In a study set to be published in the Monthly Notices of the Royal Astronomical Society on Monday, the researchers suggest that KIC 8462852 may have gobbled up a planet between 200 and 10,000 years ago.
The researchers said that a star devouring one or more of its own planet may result in light fluctuation similar to that observed in Tabby's star.
How can the star's planet meal explain its mysterious light signal?
The researchers explained that if the Tabby's star ate a planet in the past, the planet's energy would have caused the star to temporarily brighten and then gradually dim to its original brightness.
The star would be brighter after devouring the planet, but once the burning was complete, it would go back to around its original brightness. The bigger the devoured planet was, the longer it would take the star to dim.
It is possible that what astronomers observed was KIC 8462852 during its post-planet consumption as it was dimming back to its normal state.
Clouds Of Debris Orbiting Tabby's Star
The planet could have also been ripped apart or had its moons stripped away when it fell into KIC 8462852. The event left clouds of debris orbiting the star in eccentric orbits. Whenever the debris passes between us and the star, it would block some of the starlight and make the star seem to blink.
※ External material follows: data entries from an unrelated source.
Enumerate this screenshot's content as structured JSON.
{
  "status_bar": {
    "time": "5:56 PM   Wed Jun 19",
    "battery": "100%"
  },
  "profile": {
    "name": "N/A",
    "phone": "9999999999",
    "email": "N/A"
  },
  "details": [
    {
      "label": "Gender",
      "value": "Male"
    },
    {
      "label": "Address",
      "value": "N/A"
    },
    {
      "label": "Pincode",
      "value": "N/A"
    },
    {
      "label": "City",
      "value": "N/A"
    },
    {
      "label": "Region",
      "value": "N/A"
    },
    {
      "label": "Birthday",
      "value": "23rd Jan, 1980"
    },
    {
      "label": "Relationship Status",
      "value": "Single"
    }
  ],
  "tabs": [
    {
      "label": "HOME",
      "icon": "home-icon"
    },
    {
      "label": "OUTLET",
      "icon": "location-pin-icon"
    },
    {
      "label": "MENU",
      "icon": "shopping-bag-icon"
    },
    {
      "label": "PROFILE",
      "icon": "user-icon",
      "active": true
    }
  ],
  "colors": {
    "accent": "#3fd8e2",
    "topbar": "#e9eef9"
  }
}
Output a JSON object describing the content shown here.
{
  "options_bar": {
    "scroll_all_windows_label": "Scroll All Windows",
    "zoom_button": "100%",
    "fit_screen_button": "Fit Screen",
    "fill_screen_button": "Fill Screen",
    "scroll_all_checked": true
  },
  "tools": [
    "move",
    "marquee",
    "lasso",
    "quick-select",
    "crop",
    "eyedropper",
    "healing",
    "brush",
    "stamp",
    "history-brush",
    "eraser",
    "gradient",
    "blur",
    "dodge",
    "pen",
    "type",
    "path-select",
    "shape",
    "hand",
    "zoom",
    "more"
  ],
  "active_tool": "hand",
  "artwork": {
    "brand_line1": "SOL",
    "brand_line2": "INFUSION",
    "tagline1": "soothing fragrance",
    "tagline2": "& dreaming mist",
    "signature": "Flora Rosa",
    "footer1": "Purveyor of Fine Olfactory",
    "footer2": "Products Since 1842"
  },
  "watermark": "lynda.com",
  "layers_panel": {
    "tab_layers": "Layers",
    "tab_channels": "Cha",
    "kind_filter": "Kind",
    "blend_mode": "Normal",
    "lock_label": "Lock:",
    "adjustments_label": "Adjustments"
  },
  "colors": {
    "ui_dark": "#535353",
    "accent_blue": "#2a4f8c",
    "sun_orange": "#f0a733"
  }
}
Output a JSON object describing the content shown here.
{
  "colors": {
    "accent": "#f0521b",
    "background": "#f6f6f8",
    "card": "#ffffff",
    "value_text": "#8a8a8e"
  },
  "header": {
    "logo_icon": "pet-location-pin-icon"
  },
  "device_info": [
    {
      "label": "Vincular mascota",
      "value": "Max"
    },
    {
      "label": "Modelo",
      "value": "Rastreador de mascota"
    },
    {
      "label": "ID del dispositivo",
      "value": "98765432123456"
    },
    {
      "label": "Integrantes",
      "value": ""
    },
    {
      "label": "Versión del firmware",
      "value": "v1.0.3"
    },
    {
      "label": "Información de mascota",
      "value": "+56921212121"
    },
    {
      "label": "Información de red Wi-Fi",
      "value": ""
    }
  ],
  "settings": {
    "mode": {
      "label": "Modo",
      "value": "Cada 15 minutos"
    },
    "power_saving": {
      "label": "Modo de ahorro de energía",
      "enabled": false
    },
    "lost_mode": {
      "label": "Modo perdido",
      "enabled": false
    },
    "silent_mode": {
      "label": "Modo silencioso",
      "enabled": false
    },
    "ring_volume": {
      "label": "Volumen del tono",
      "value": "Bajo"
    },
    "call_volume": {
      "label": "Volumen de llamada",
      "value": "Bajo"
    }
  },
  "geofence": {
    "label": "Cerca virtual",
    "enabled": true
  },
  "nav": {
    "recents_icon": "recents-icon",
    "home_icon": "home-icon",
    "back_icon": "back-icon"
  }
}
Astronomers hope to see signature of the planetary debris passing close to Tabby's star.
"The transient dimming events could then be due to obscuration by planetary debris from an earlier partial disruption of the same inspiraling bodies, or due to evaporation and out-gassing from a tidally detached moon system," the researchers wrote in their study.
"The dimming events could arise from a large number of bodies comet- or planetesimal-mass bodies placed onto high eccentricity orbits by the same mechanism responsible for driving the more massive planets into KIC 8462852."